Scientists using the BICEP2 Radio Telescope at the South Pole announced they have found the first direct evidence that gravitational waves – disturbances in the curvature of space-time – rippled through the infant Universe during an explosive period of growth called cosmic inflation.
The tiny temperature fluctuations of the cosmic microwave background, shown here as color, trace primordial density fluctuations in the early universe that seed the later growth of galaxies. Gravitational waves from inflation are expected to produce much a fainter pattern that includes twisting B-mode polarization, consistent with the B-mode polarization pattern observed by BICEP2, which is shown here as black lines. The line segments show the polarization strength and orientation at different spots on the sky. Image credit: BICEP2 Collaboration.
About 13.8 billion years ago, the Universe burst into existence in an extraordinary event that initiated the Big Bang.
In the first fleeting fraction of a second, it expanded exponentially, stretching far beyond the view of best telescopes. All this was just theory.
The new results confirming this theory came from observations of the cosmic microwave background – a faint glow left over from the Big Bang.
Tiny fluctuations in this afterglow provide clues to conditions in the infant Universe. For example, small differences in temperature across the sky show where parts of the Universe were denser, eventually condensing into galaxies and galactic clusters.
“Detecting this signal is one of the most important goals in cosmology today. A lot of work by a lot of people has led up to this point,” said Dr John Kovac of Harvard-Smithsonian Center for Astrophysics, who is the lead author of a paper accepted for publication in the journal Nature.
“Small, quantum fluctuations were amplified to enormous sizes by the inflationary expansion of the universe. We know this produces another type of waves called density waves, but we wanted to test if gravitational waves are also produced,” said co-author Dr Jamie Bock of NASA’s Jet Propulsion Laboratory in Pasadena.
Since the cosmic microwave background is a form of light, it exhibits all the properties of light, including polarization.
Light can become polarized by scattering off surfaces, such as a car or pond.

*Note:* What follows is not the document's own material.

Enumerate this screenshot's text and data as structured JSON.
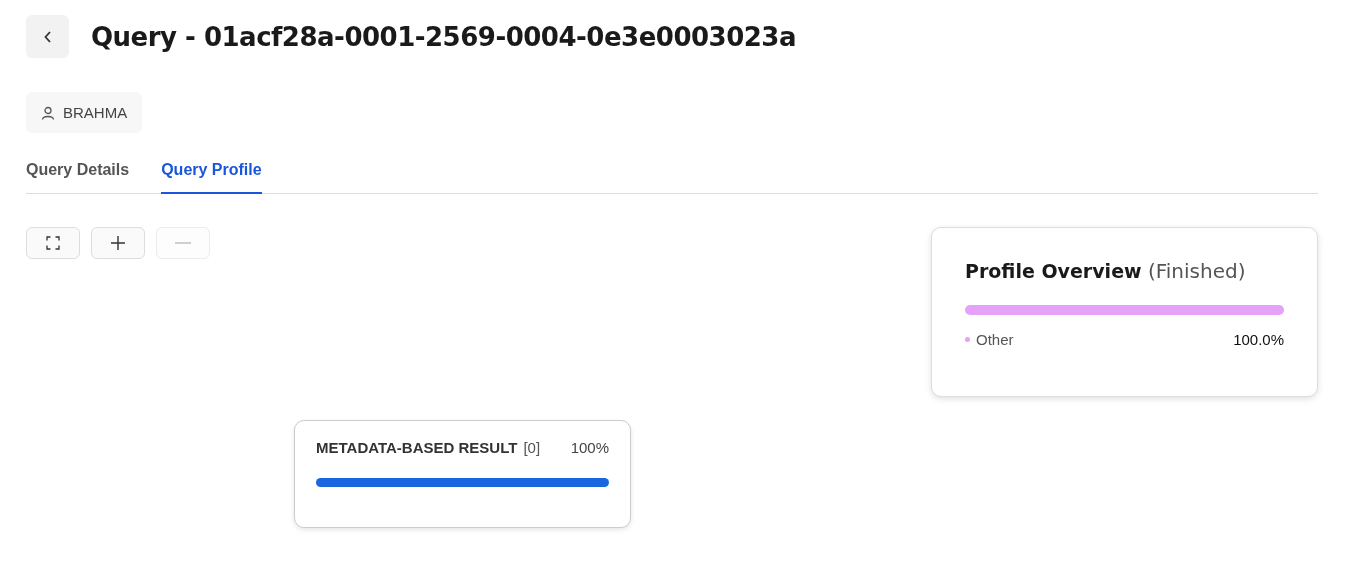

Polarized sunglasses reject polarized light to reduce glare. In the case of the cosmic microwave background, light scattered off particles called electrons to become slightly polarized.
The gravitational waves produced a characteristic swirly pattern in polarized light, called B-mode polarization.
Gravitational waves from inflation generate a faint but distinctive twisting pattern in the polarization of the cosmic microwave background, known as B-mode pattern. For the density fluctuations that generate most of the polarization of the CMB, this part of the primordial pattern is exactly zero. Shown here is the actual B-mode pattern observed with the BICEP2 telescope, which is consistent with the pattern predicted for primordial gravitational waves. The line segments show the polarization strength and orientation at different spots on the sky. The red and blue shading shows the degree of clockwise and anti-clockwise twisting of this B-mode pattern. Image credit: BICEP2 Collaboration.
“Our team hunted for a special type of polarization called B-modes, which represents a twisting or curl pattern in the polarized orientations of the ancient light,” Dr Bock said.
Gravitational waves squeeze space as they travel, and this squeezing produces a distinct pattern in the cosmic microwave background. Gravitational waves have a handedness, much like light waves, and can have left- and right-handed polarizations.
“The swirly B-mode pattern is a unique signature of gravitational waves because of their handedness. This is the first direct image of gravitational waves across the primordial sky,” said co-author Dr Chao-Lin Kuo from the Stanford University’s SLAC National Accelerator Laboratory.
The B-mode signal is extremely faint. In order to gain the necessary sensitivity to detect the polarization signal, the scientists developed a unique array of multiple detectors, akin to the pixels in modern digital cameras but with the added ability to detect polarization. The whole detector system operates at a frosty 0.25 Kelvin, just 0.45 degrees Fahrenheit above the lowest temperature achievable, absolute zero.
The team examined spatial scales on the sky spanning about one to five degrees. To do this, they traveled to the South Pole to take advantage of its cold, dry, stable air.
“The South Pole is the closest you can get to space and still be on the ground. It’s one of the driest and clearest locations on Earth, perfect for observing the faint microwaves from the Big Bang,” Dr Kovac said.
The scientists were surprised to detect a B-mode polarization signal considerably stronger than many cosmologists expected.
They analyzed their data for more than 3 years in an effort to rule out any errors. They also considered whether dust in our galaxy could produce the observed pattern, but the data suggest this is highly unlikely.
“This has been like looking for a needle in a haystack, but instead we found a crowbar,” said co-author Dr Clem Pryke from the University of Minnesota.